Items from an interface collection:
>>>>

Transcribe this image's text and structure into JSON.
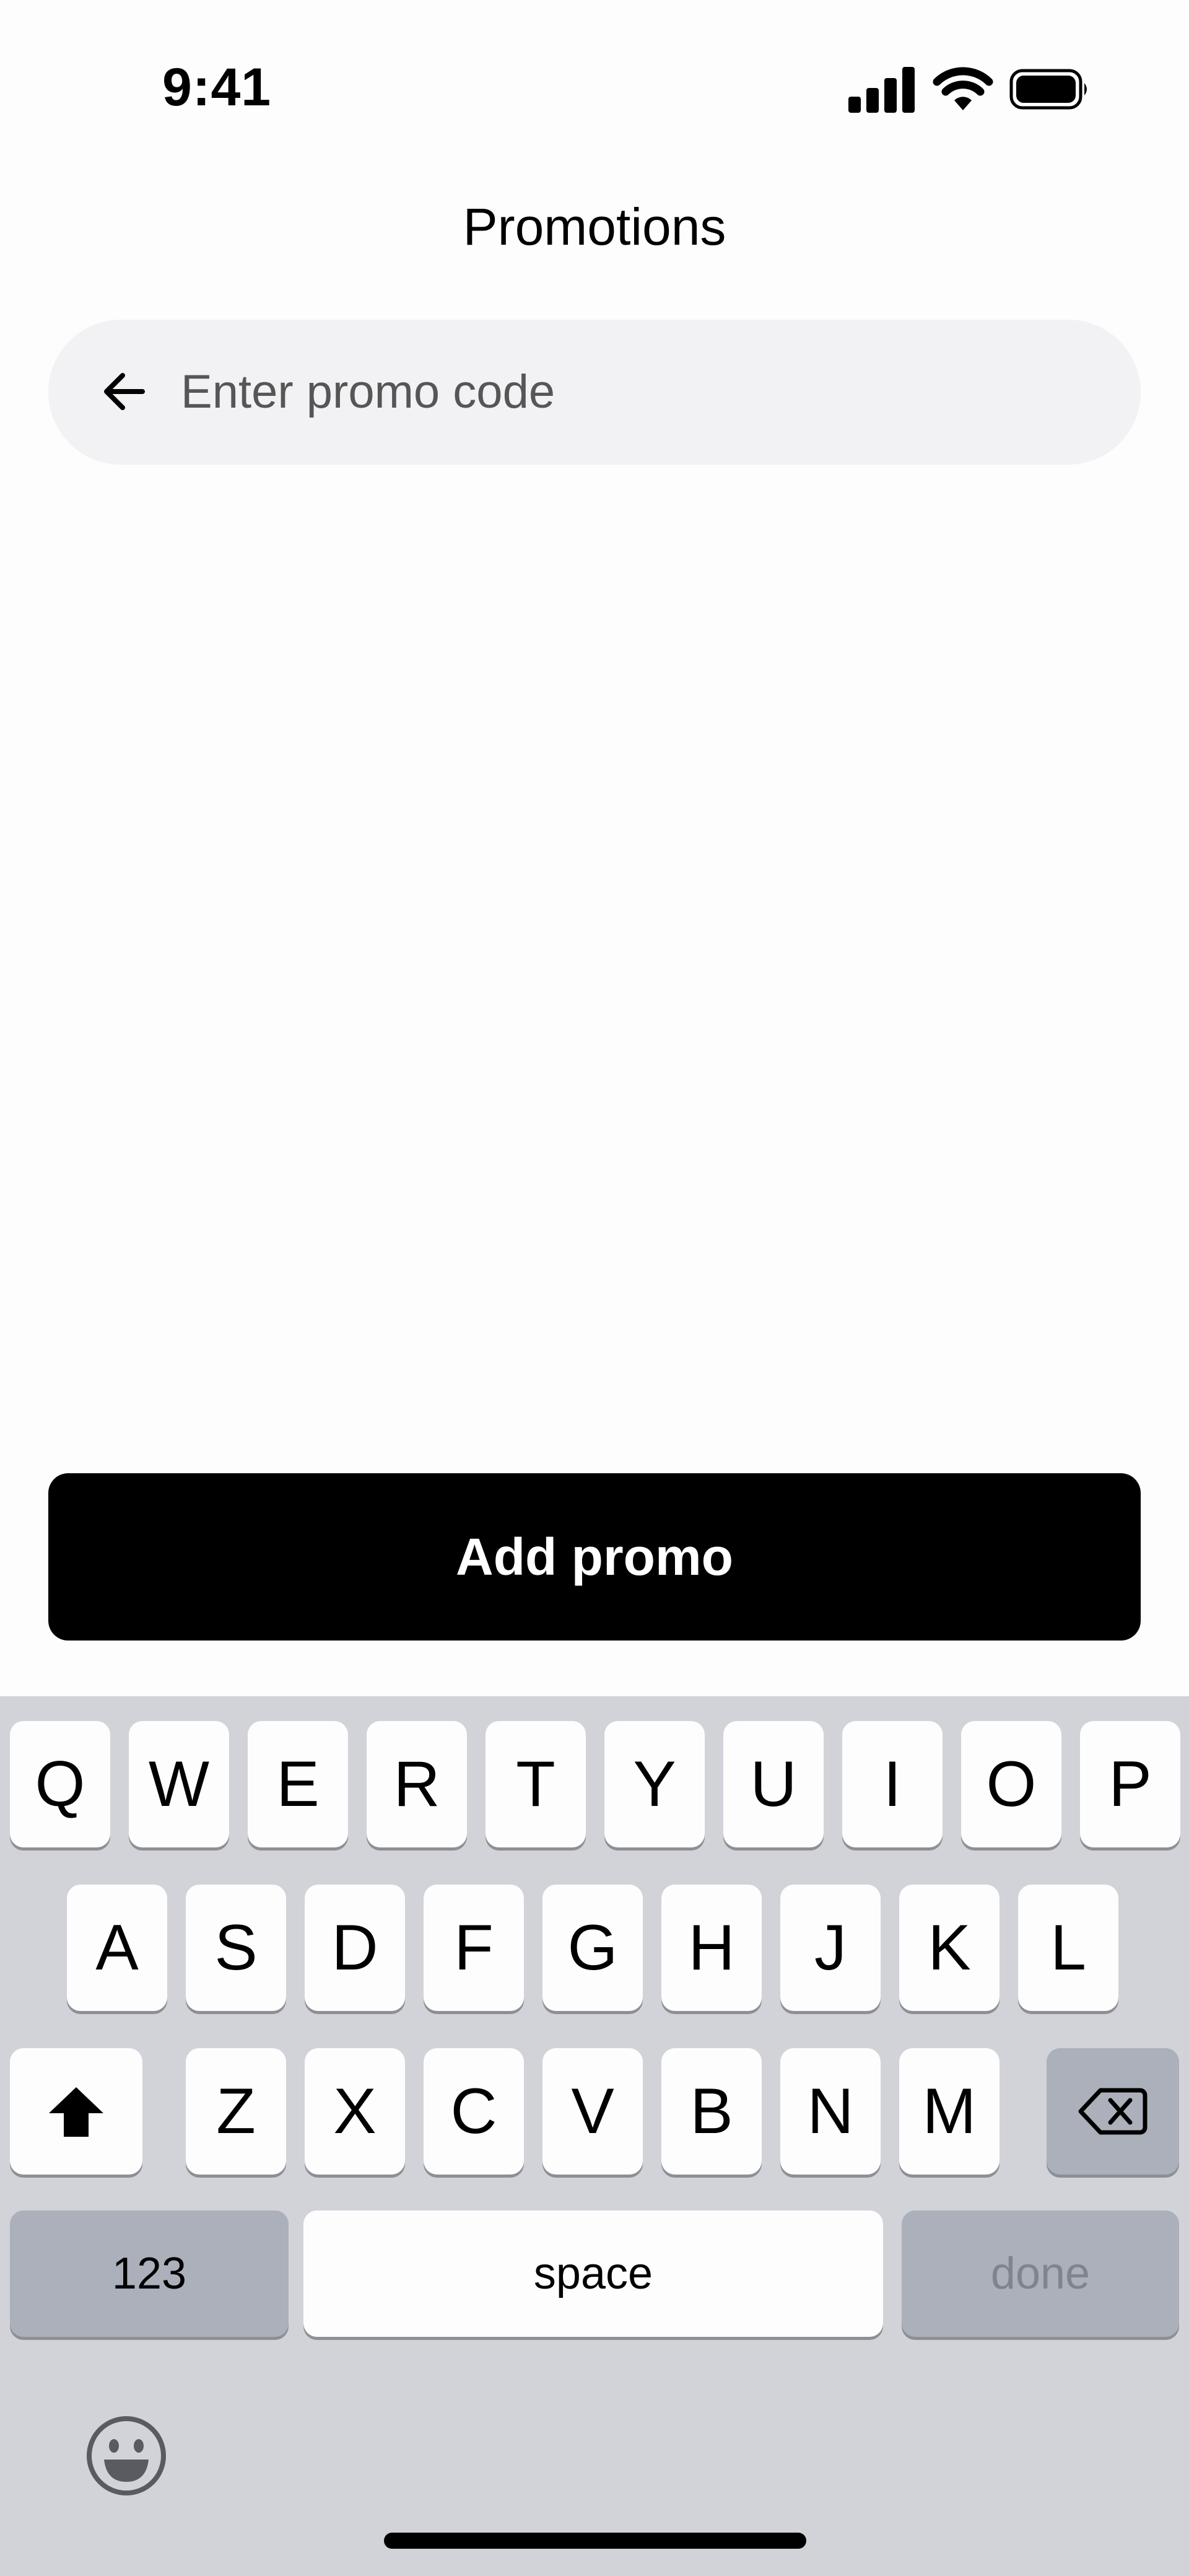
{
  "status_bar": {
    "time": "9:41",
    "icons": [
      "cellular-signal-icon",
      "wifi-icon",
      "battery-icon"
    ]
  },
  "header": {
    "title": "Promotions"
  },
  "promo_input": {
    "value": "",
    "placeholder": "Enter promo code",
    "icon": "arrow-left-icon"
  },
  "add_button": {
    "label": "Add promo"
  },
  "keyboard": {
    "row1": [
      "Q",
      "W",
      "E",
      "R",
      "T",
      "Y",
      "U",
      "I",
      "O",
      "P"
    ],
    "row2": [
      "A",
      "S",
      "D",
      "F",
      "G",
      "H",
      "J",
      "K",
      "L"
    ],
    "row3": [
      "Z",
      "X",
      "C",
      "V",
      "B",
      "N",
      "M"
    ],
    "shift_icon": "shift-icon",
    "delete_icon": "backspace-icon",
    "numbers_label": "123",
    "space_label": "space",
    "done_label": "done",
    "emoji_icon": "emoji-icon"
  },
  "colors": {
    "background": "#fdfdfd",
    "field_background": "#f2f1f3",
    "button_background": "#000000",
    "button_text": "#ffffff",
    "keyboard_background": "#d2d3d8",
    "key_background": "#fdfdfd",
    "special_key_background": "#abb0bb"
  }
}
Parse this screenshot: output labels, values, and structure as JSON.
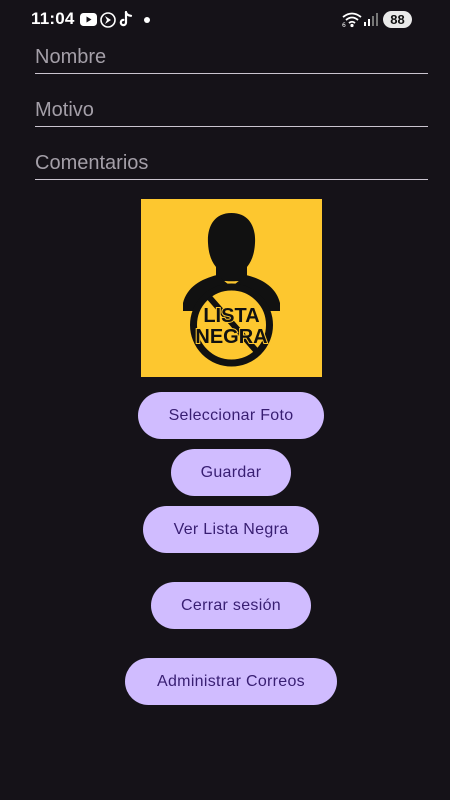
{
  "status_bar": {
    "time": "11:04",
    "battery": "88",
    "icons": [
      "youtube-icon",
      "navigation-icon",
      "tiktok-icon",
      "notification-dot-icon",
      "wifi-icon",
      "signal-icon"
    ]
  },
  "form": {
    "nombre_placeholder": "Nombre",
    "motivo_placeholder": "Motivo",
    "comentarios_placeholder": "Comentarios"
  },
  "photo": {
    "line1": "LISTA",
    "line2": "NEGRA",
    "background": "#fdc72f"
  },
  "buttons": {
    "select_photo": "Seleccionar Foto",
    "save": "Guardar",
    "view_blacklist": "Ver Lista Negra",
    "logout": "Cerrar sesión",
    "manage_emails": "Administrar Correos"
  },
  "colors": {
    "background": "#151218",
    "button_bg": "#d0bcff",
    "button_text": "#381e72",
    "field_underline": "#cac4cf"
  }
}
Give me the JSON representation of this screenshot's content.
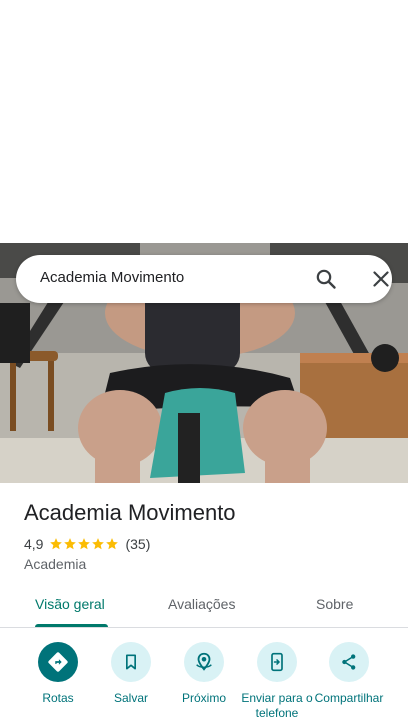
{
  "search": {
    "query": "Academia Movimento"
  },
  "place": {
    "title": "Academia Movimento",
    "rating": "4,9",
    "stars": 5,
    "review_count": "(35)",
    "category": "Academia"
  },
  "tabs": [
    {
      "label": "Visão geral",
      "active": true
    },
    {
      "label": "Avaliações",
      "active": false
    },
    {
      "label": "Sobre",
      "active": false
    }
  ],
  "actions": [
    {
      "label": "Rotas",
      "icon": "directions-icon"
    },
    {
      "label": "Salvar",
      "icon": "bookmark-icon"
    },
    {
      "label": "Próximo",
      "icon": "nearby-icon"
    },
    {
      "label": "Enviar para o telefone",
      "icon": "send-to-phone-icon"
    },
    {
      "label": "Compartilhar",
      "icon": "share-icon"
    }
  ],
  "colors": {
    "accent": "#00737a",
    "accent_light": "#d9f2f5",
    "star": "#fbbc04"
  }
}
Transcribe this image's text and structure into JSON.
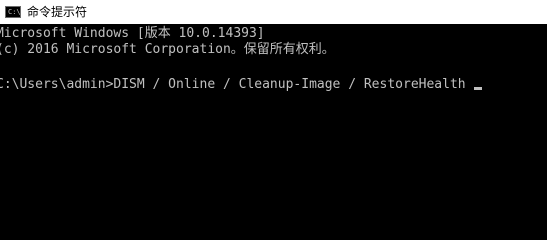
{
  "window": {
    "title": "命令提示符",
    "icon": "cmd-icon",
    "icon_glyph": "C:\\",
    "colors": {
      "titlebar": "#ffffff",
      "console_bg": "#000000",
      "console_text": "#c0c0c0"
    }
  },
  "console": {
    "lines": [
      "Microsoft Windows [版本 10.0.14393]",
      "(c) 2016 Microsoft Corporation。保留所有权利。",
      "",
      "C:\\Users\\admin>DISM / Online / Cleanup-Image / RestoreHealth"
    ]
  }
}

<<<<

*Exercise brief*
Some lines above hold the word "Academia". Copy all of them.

*Answer box*
    "query": "Academia Movimento"
    "title": "Academia Movimento",
    "category": "Academia"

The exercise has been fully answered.